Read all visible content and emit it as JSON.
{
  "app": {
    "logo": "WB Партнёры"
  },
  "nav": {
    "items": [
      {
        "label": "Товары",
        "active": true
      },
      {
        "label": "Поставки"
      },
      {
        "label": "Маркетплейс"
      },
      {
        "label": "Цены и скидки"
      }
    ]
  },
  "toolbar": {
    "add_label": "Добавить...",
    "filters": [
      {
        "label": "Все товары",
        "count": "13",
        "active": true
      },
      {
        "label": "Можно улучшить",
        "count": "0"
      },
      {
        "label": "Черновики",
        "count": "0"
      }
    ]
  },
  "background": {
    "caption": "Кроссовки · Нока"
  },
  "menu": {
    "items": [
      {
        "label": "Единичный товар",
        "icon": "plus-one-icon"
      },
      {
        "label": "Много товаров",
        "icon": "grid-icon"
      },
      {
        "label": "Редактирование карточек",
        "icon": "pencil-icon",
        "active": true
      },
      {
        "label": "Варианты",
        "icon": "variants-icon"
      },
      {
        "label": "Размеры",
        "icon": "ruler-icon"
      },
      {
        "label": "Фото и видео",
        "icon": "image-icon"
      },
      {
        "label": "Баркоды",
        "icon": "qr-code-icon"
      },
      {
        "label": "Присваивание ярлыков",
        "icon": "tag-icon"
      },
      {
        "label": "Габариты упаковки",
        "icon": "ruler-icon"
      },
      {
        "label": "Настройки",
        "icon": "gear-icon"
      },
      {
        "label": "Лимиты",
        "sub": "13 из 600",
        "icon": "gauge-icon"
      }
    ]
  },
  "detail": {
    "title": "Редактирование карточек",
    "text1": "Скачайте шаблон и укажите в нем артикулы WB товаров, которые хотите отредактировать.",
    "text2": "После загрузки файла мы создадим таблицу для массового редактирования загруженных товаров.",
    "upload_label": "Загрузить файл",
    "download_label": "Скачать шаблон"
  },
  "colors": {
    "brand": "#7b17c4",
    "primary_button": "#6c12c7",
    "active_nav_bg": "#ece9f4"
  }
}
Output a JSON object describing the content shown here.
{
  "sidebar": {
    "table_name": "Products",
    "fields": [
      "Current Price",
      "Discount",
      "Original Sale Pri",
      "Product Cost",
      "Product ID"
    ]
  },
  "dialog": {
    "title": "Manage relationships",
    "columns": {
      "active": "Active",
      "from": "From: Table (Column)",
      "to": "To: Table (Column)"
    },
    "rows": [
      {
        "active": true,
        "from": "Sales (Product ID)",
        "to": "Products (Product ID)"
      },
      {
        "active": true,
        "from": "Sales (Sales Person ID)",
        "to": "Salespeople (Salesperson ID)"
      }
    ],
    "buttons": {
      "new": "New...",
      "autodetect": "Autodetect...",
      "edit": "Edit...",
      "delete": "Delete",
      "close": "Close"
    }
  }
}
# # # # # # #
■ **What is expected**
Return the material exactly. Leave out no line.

■ **Answer space**
Read all visible content and emit it as JSON.
{
  "app": {
    "logo": "WB Партнёры"
  },
  "nav": {
    "items": [
      {
        "label": "Товары",
        "active": true
      },
      {
        "label": "Поставки"
      },
      {
        "label": "Маркетплейс"
      },
      {
        "label": "Цены и скидки"
      }
    ]
  },
  "toolbar": {
    "add_label": "Добавить...",
    "filters": [
      {
        "label": "Все товары",
        "count": "13",
        "active": true
      },
      {
        "label": "Можно улучшить",
        "count": "0"
      },
      {
        "label": "Черновики",
        "count": "0"
      }
    ]
  },
  "background": {
    "caption": "Кроссовки · Нока"
  },
  "menu": {
    "items": [
      {
        "label": "Единичный товар",
        "icon": "plus-one-icon"
      },
      {
        "label": "Много товаров",
        "icon": "grid-icon"
      },
      {
        "label": "Редактирование карточек",
        "icon": "pencil-icon",
        "active": true
      },
      {
        "label": "Варианты",
        "icon": "variants-icon"
      },
      {
        "label": "Размеры",
        "icon": "ruler-icon"
      },
      {
        "label": "Фото и видео",
        "icon": "image-icon"
      },
      {
        "label": "Баркоды",
        "icon": "qr-code-icon"
      },
      {
        "label": "Присваивание ярлыков",
        "icon": "tag-icon"
      },
      {
        "label": "Габариты упаковки",
        "icon": "ruler-icon"
      },
      {
        "label": "Настройки",
        "icon": "gear-icon"
      },
      {
        "label": "Лимиты",
        "sub": "13 из 600",
        "icon": "gauge-icon"
      }
    ]
  },
  "detail": {
    "title": "Редактирование карточек",
    "text1": "Скачайте шаблон и укажите в нем артикулы WB товаров, которые хотите отредактировать.",
    "text2": "После загрузки файла мы создадим таблицу для массового редактирования загруженных товаров.",
    "upload_label": "Загрузить файл",
    "download_label": "Скачать шаблон"
  },
  "colors": {
    "brand": "#7b17c4",
    "primary_button": "#6c12c7",
    "active_nav_bg": "#ece9f4"
  }
}
Output a JSON object describing the content shown here.
{
  "sidebar": {
    "table_name": "Products",
    "fields": [
      "Current Price",
      "Discount",
      "Original Sale Pri",
      "Product Cost",
      "Product ID"
    ]
  },
  "dialog": {
    "title": "Manage relationships",
    "columns": {
      "active": "Active",
      "from": "From: Table (Column)",
      "to": "To: Table (Column)"
    },
    "rows": [
      {
        "active": true,
        "from": "Sales (Product ID)",
        "to": "Products (Product ID)"
      },
      {
        "active": true,
        "from": "Sales (Sales Person ID)",
        "to": "Salespeople (Salesperson ID)"
      }
    ],
    "buttons": {
      "new": "New...",
      "autodetect": "Autodetect...",
      "edit": "Edit...",
      "delete": "Delete",
      "close": "Close"
    }
  }
}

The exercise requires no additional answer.